The Dene people are an indigenous group of the Northwest Territories of Canada. The Dene People’s modern history is directly intertwined with the proliferation of nuclear engineering. Beginning in the late 1930s, the Canadian government pushed for the Dene to mine for, what was unbeknownst to them, uranium. The Eldorado Mine was established at Port Radium on the indigenous land of the Dene, and they mined, without adequate protection, for what they thought was silver, but was truly uranium. As time passed, the Dene miners and their families realized that what they had mined was actually far more dangerous than they realized. Miners contracted cancers and radiation-induced illnesses at much higher rates than the general population, and whole communities were left reeling with the death and the destruction that was left in the wake of the mining that took place at Port Radium. In 1998, 10 Dene leaders went to Hiroshima and Nagasaki in order to participate in the peace ceremonies and apologize for their role in the bombing of their cities, as the Dene thought the uranium used in the “Fat Man” and “Little Boy” bombs were extracted from their land. However, even though the uranium used in the bombs was mined from the Belgian Congo, the Dene still demonstrated accountability, respect, and empathy for the people of Hiroshima and Nagasaki, healing the ties between them.

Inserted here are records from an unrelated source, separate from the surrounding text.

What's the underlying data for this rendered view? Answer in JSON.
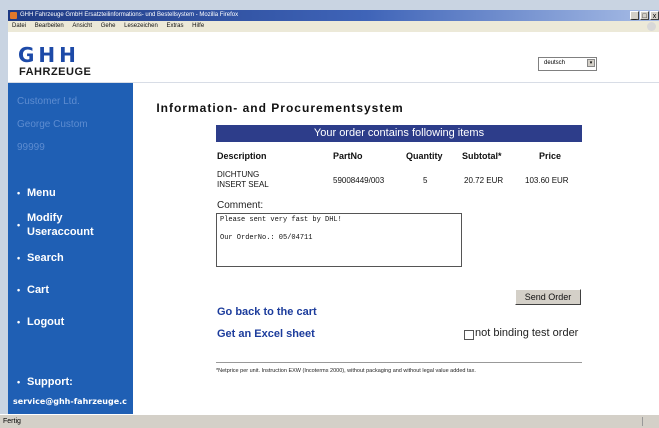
{
  "window": {
    "title": "GHH Fahrzeuge GmbH Ersatzteilinformations- und Bestellsystem - Mozilla Firefox",
    "controls": [
      "_",
      "□",
      "x"
    ]
  },
  "menubar": [
    "Datei",
    "Bearbeiten",
    "Ansicht",
    "Gehe",
    "Lesezeichen",
    "Extras",
    "Hilfe"
  ],
  "header": {
    "logo_main": "GHH",
    "logo_sub": "FAHRZEUGE",
    "language": "deutsch",
    "language_arrow": "▾"
  },
  "sidebar": {
    "customer": "Customer Ltd.",
    "user": "George Custom",
    "number": "99999",
    "bullet": "•",
    "nav": [
      "Menu",
      "Modify Useraccount",
      "Search",
      "Cart",
      "Logout"
    ],
    "support_label": "Support:",
    "support_email": "service@ghh-fahrzeuge.c"
  },
  "main": {
    "heading": "Information- and Procurementsystem",
    "banner": "Your order contains following items",
    "columns": [
      "Description",
      "PartNo",
      "Quantity",
      "Subtotal*",
      "Price"
    ],
    "items": [
      {
        "description_line1": "DICHTUNG",
        "description_line2": "INSERT SEAL",
        "partno": "59008449/003",
        "quantity": "5",
        "subtotal": "20.72 EUR",
        "price": "103.60 EUR"
      }
    ],
    "comment_label": "Comment:",
    "comment_value": "Please sent very fast by DHL!\n\nOur OrderNo.: 05/04711",
    "send_button": "Send Order",
    "link_back": "Go back to the cart",
    "link_excel": "Get an Excel sheet",
    "test_order_label": "not binding test order",
    "test_order_checked": false,
    "footnote": "*Netprice per unit. Instruction EXW (Incoterms 2000), without packaging and without legal value added tax."
  },
  "statusbar": {
    "text": "Fertig"
  }
}
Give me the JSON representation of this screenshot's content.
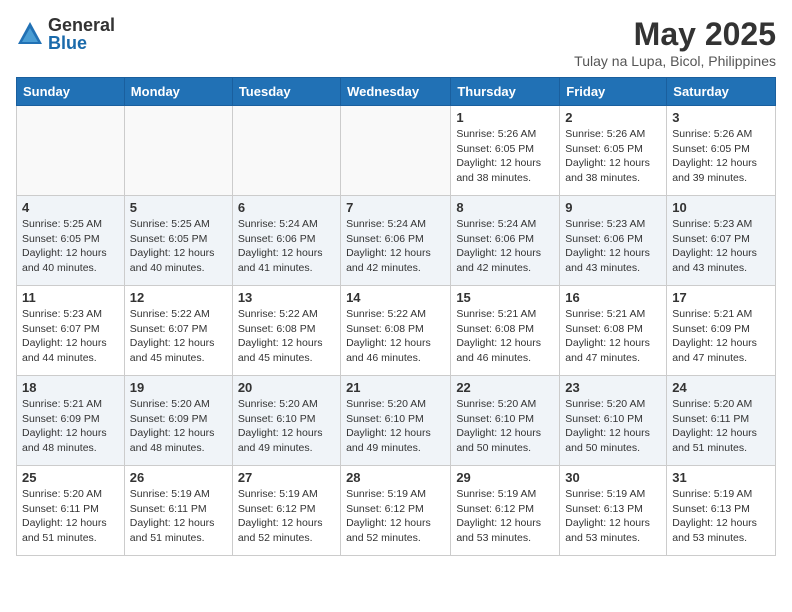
{
  "logo": {
    "general": "General",
    "blue": "Blue"
  },
  "title": {
    "month_year": "May 2025",
    "location": "Tulay na Lupa, Bicol, Philippines"
  },
  "days_of_week": [
    "Sunday",
    "Monday",
    "Tuesday",
    "Wednesday",
    "Thursday",
    "Friday",
    "Saturday"
  ],
  "weeks": [
    [
      {
        "day": "",
        "info": ""
      },
      {
        "day": "",
        "info": ""
      },
      {
        "day": "",
        "info": ""
      },
      {
        "day": "",
        "info": ""
      },
      {
        "day": "1",
        "info": "Sunrise: 5:26 AM\nSunset: 6:05 PM\nDaylight: 12 hours\nand 38 minutes."
      },
      {
        "day": "2",
        "info": "Sunrise: 5:26 AM\nSunset: 6:05 PM\nDaylight: 12 hours\nand 38 minutes."
      },
      {
        "day": "3",
        "info": "Sunrise: 5:26 AM\nSunset: 6:05 PM\nDaylight: 12 hours\nand 39 minutes."
      }
    ],
    [
      {
        "day": "4",
        "info": "Sunrise: 5:25 AM\nSunset: 6:05 PM\nDaylight: 12 hours\nand 40 minutes."
      },
      {
        "day": "5",
        "info": "Sunrise: 5:25 AM\nSunset: 6:05 PM\nDaylight: 12 hours\nand 40 minutes."
      },
      {
        "day": "6",
        "info": "Sunrise: 5:24 AM\nSunset: 6:06 PM\nDaylight: 12 hours\nand 41 minutes."
      },
      {
        "day": "7",
        "info": "Sunrise: 5:24 AM\nSunset: 6:06 PM\nDaylight: 12 hours\nand 42 minutes."
      },
      {
        "day": "8",
        "info": "Sunrise: 5:24 AM\nSunset: 6:06 PM\nDaylight: 12 hours\nand 42 minutes."
      },
      {
        "day": "9",
        "info": "Sunrise: 5:23 AM\nSunset: 6:06 PM\nDaylight: 12 hours\nand 43 minutes."
      },
      {
        "day": "10",
        "info": "Sunrise: 5:23 AM\nSunset: 6:07 PM\nDaylight: 12 hours\nand 43 minutes."
      }
    ],
    [
      {
        "day": "11",
        "info": "Sunrise: 5:23 AM\nSunset: 6:07 PM\nDaylight: 12 hours\nand 44 minutes."
      },
      {
        "day": "12",
        "info": "Sunrise: 5:22 AM\nSunset: 6:07 PM\nDaylight: 12 hours\nand 45 minutes."
      },
      {
        "day": "13",
        "info": "Sunrise: 5:22 AM\nSunset: 6:08 PM\nDaylight: 12 hours\nand 45 minutes."
      },
      {
        "day": "14",
        "info": "Sunrise: 5:22 AM\nSunset: 6:08 PM\nDaylight: 12 hours\nand 46 minutes."
      },
      {
        "day": "15",
        "info": "Sunrise: 5:21 AM\nSunset: 6:08 PM\nDaylight: 12 hours\nand 46 minutes."
      },
      {
        "day": "16",
        "info": "Sunrise: 5:21 AM\nSunset: 6:08 PM\nDaylight: 12 hours\nand 47 minutes."
      },
      {
        "day": "17",
        "info": "Sunrise: 5:21 AM\nSunset: 6:09 PM\nDaylight: 12 hours\nand 47 minutes."
      }
    ],
    [
      {
        "day": "18",
        "info": "Sunrise: 5:21 AM\nSunset: 6:09 PM\nDaylight: 12 hours\nand 48 minutes."
      },
      {
        "day": "19",
        "info": "Sunrise: 5:20 AM\nSunset: 6:09 PM\nDaylight: 12 hours\nand 48 minutes."
      },
      {
        "day": "20",
        "info": "Sunrise: 5:20 AM\nSunset: 6:10 PM\nDaylight: 12 hours\nand 49 minutes."
      },
      {
        "day": "21",
        "info": "Sunrise: 5:20 AM\nSunset: 6:10 PM\nDaylight: 12 hours\nand 49 minutes."
      },
      {
        "day": "22",
        "info": "Sunrise: 5:20 AM\nSunset: 6:10 PM\nDaylight: 12 hours\nand 50 minutes."
      },
      {
        "day": "23",
        "info": "Sunrise: 5:20 AM\nSunset: 6:10 PM\nDaylight: 12 hours\nand 50 minutes."
      },
      {
        "day": "24",
        "info": "Sunrise: 5:20 AM\nSunset: 6:11 PM\nDaylight: 12 hours\nand 51 minutes."
      }
    ],
    [
      {
        "day": "25",
        "info": "Sunrise: 5:20 AM\nSunset: 6:11 PM\nDaylight: 12 hours\nand 51 minutes."
      },
      {
        "day": "26",
        "info": "Sunrise: 5:19 AM\nSunset: 6:11 PM\nDaylight: 12 hours\nand 51 minutes."
      },
      {
        "day": "27",
        "info": "Sunrise: 5:19 AM\nSunset: 6:12 PM\nDaylight: 12 hours\nand 52 minutes."
      },
      {
        "day": "28",
        "info": "Sunrise: 5:19 AM\nSunset: 6:12 PM\nDaylight: 12 hours\nand 52 minutes."
      },
      {
        "day": "29",
        "info": "Sunrise: 5:19 AM\nSunset: 6:12 PM\nDaylight: 12 hours\nand 53 minutes."
      },
      {
        "day": "30",
        "info": "Sunrise: 5:19 AM\nSunset: 6:13 PM\nDaylight: 12 hours\nand 53 minutes."
      },
      {
        "day": "31",
        "info": "Sunrise: 5:19 AM\nSunset: 6:13 PM\nDaylight: 12 hours\nand 53 minutes."
      }
    ]
  ]
}
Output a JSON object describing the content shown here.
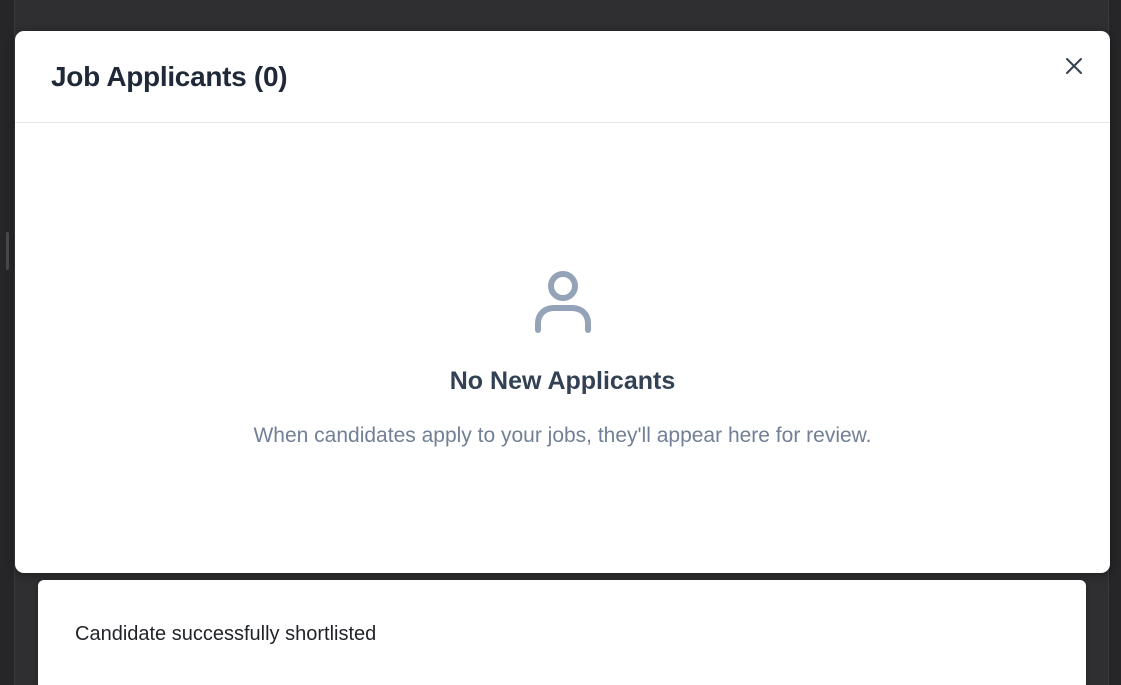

In our project, we hoped to build on and expand the work of a previous Freshman Seminar project, From Princeton to Hiroshima: Following in the Footsteps of the Deline. In this project, the group hoped to connect with the students of Hiroshima University and rectify Princeton’s lack of care and culpability in Hiroshima’s tumultuous history. The project offered a vision of their inspiration, their apology, and the next steps they would like to take in order to connect with members of the Hiroshima University community and right the wrongs of the past. Although the previous project was unable to establish a direct connection with the community of Hiroshima University, in our project, we take off from where they left off, connecting with Hiroshima resident and third-generation atomic-bomb survivor, Misaki Katayama.